Khalid Mohammed/AP

Defense opens 14,000 new roles to military women

Certain female specialists now may serve within battalions.

The Defense Department is removing restrictions that have prevented women from serving in certain combat roles in the military, Pentagon officials announced Thursday.

“Women have proved their ability to serve in an expanding number of roles on and off the battlefield,” Defense Secretary Leon Panetta said in a statement. “We will continue to open as many positions as possible to women so that anyone qualified to serve can have the opportunity to do so.”

The move, which will open up 14,000 jobs for women at the battalion level, had been expected for a while. In March 2011, the Military Leadership Diversity Commission called on the Pentagon to scrap the policy that prevents women from serving in combat roles. The Congressional Research Service issued a similar recommendation in November.

“To make a change this large while you’re at war is difficult,” said Vee Penrod, deputy assistant secretary of Defense for military personnel policy. “It may appear slow to some, but I see this as a great step forward.”

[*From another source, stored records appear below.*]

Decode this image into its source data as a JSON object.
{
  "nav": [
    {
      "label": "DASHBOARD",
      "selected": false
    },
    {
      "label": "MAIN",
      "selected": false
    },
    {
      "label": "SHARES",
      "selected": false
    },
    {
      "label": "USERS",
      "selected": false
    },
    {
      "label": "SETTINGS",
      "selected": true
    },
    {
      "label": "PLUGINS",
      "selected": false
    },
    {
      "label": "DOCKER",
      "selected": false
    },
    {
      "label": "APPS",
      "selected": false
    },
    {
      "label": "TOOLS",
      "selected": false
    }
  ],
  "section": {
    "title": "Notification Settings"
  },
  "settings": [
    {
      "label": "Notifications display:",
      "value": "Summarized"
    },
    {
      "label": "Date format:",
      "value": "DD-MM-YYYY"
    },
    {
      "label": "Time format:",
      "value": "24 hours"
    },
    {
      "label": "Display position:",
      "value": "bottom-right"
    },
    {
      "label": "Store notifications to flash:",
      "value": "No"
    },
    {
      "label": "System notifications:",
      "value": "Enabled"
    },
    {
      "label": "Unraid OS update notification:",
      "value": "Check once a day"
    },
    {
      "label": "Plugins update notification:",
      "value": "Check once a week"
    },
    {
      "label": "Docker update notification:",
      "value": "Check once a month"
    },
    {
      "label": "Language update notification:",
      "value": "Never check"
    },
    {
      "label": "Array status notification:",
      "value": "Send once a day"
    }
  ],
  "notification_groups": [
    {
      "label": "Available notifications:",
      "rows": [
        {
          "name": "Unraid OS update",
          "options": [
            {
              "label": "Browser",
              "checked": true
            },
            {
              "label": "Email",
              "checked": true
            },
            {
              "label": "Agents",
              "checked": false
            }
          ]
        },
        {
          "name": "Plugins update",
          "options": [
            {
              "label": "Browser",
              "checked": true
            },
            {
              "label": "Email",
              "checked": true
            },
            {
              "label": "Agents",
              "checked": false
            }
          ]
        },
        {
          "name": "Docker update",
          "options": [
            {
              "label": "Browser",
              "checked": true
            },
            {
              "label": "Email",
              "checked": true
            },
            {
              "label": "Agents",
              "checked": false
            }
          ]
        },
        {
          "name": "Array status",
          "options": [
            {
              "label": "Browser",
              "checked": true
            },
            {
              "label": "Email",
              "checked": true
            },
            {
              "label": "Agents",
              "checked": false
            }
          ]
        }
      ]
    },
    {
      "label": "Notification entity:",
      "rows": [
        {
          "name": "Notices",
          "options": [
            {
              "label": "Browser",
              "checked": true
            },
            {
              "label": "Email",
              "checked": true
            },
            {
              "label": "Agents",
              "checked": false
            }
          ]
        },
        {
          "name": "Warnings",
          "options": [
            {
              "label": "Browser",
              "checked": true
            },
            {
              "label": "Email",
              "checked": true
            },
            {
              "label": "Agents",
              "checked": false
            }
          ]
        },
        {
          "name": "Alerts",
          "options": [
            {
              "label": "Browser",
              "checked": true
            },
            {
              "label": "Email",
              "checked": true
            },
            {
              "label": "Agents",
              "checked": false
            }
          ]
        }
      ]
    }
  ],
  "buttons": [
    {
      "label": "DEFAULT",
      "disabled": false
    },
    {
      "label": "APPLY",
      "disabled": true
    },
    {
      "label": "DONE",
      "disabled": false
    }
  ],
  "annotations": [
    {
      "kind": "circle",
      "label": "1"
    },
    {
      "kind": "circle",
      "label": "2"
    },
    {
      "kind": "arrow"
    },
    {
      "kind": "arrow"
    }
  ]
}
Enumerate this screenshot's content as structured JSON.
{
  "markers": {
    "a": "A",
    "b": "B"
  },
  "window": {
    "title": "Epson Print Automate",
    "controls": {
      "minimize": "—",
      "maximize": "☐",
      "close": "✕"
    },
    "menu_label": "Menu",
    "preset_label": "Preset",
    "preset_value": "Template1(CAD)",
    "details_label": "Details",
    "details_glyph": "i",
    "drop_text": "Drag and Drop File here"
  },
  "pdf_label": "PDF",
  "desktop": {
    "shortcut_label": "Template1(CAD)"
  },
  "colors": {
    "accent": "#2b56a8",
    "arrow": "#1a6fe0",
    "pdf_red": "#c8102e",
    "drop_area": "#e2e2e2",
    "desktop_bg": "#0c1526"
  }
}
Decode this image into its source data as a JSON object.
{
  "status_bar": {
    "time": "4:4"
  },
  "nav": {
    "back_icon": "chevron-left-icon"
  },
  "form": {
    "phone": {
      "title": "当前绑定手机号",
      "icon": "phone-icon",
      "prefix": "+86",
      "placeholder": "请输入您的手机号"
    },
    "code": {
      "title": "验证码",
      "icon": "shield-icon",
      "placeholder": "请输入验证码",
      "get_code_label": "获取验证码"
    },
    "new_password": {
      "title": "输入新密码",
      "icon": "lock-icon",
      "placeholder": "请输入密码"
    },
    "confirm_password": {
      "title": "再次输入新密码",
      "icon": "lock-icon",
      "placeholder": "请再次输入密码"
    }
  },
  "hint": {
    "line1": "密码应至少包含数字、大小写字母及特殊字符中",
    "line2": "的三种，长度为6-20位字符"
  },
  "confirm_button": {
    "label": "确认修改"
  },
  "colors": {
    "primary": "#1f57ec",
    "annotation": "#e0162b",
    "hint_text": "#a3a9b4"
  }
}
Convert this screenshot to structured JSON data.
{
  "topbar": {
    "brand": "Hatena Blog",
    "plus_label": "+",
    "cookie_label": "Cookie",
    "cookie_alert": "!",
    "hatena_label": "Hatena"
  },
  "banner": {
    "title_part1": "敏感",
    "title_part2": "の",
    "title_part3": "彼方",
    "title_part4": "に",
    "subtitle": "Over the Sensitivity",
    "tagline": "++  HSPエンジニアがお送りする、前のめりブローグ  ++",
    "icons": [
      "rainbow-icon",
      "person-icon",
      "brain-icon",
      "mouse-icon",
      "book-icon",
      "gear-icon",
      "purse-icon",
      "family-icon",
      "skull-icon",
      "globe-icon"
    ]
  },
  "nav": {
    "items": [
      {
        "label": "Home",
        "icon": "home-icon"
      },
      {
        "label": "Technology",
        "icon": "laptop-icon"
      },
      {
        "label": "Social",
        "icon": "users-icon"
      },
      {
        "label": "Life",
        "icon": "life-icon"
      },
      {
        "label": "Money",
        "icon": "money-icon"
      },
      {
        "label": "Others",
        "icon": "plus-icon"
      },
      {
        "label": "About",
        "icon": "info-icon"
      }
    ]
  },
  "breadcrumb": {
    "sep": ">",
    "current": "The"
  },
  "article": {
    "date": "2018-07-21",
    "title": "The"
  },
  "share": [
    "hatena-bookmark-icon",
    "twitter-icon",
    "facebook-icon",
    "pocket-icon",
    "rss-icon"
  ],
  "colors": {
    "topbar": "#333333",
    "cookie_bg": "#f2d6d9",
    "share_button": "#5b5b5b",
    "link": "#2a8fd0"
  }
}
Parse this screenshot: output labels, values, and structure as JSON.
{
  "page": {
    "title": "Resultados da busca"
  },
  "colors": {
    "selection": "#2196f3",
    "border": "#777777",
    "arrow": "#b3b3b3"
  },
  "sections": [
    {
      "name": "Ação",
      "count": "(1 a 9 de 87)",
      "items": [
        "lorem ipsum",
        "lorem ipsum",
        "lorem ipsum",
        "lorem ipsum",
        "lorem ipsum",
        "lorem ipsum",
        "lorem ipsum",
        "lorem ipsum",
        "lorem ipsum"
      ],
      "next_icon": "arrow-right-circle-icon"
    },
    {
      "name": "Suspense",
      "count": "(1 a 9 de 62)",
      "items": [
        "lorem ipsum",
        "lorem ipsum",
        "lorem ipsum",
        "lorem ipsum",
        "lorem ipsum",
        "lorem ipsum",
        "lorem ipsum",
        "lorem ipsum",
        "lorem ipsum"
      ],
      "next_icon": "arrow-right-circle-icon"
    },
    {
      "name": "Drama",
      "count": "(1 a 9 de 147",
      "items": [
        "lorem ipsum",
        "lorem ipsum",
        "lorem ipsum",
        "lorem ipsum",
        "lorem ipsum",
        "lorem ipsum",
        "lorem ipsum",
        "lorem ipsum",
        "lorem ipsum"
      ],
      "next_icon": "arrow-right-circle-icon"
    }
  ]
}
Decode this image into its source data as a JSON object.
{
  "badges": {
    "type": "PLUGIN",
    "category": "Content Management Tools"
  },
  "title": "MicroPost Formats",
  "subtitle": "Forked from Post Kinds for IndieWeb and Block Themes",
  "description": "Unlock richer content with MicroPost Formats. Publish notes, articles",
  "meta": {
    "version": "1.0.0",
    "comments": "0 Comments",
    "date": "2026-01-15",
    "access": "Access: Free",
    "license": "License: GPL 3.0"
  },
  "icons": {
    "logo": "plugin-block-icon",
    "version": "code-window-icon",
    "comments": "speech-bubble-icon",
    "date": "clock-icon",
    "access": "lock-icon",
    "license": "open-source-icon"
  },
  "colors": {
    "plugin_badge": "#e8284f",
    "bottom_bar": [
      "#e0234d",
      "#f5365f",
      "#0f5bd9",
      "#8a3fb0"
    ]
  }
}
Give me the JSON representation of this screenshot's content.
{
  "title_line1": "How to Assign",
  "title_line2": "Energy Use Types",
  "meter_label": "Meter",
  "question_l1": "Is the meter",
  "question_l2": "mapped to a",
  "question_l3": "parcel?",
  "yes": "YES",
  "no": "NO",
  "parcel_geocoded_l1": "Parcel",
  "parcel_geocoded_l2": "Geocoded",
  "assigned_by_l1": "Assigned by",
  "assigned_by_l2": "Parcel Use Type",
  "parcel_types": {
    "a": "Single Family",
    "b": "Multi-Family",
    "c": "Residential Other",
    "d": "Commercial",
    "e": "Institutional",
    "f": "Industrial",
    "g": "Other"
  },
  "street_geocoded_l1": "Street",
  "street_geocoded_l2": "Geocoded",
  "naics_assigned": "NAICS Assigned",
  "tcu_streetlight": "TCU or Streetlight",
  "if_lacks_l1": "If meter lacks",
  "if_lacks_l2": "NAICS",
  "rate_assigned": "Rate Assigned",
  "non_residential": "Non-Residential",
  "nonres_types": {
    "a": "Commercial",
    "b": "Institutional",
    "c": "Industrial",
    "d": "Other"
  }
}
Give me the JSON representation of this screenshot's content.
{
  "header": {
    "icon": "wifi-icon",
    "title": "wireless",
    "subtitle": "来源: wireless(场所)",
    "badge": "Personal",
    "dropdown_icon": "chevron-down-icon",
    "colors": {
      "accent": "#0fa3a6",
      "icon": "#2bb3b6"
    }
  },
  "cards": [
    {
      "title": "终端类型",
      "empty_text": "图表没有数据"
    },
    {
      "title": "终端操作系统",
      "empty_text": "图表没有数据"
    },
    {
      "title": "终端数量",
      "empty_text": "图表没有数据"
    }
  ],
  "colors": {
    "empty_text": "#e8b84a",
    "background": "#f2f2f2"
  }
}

The new positions open to women are roles they have previously held but only now will be able to do so within a battalion. The move will put women closer to combat, where they have informally been serving for years.

The decision will affect mostly women serving in the Army and Marine Corps. Defense lifted the ban on women serving on submarines in 2010, making more jobs available to them serving in the Navy, where 88 percent of roles are open to women. Ninety-nine percent of Air Force positions are open to women.

About 280,000 women have deployed to Iraq and Afghanistan, 12 percent of all who have served there, and 144 have been killed, according to the Associated Press.

Special Forces units such as the Navy SEALS and the Army Delta Force will still exclude women. Additionally, the Combat Exclusion policy stands, meaning women can serve alongside the infantry but cannot themselves become a member of the infantry.

“This is extremely disappointing,” said Anu Bhagwati, former Marine Corps captain and executive director of the Service Women’s Action Network. “To continue such a ban is to ignore the talents and leadership that women bring to the military and it further penalizes service women by denying them the opportunity for future promotions and assignments that are primarily given to personnel from combat arms specialties.”

The change will take effect after a thirty-day period for congressional review.

After six months, the service chiefs will report to the Pentagon on how the branches are doing with including women in battalions, and how to open up more positions to them, Maj. Gen. Gary Patton said during a press conference.

The services also will develop gender-neutral physical standards for all members and will announce them at that time.

“Through the lens of 45 months in combat, I think it’s a great thing to do,” Patton said. “I wish I had the opportunity to bring women into my battalion; you’re expanding the talent pool.”

Patton said 238,000 military positions still remain closed to women for now.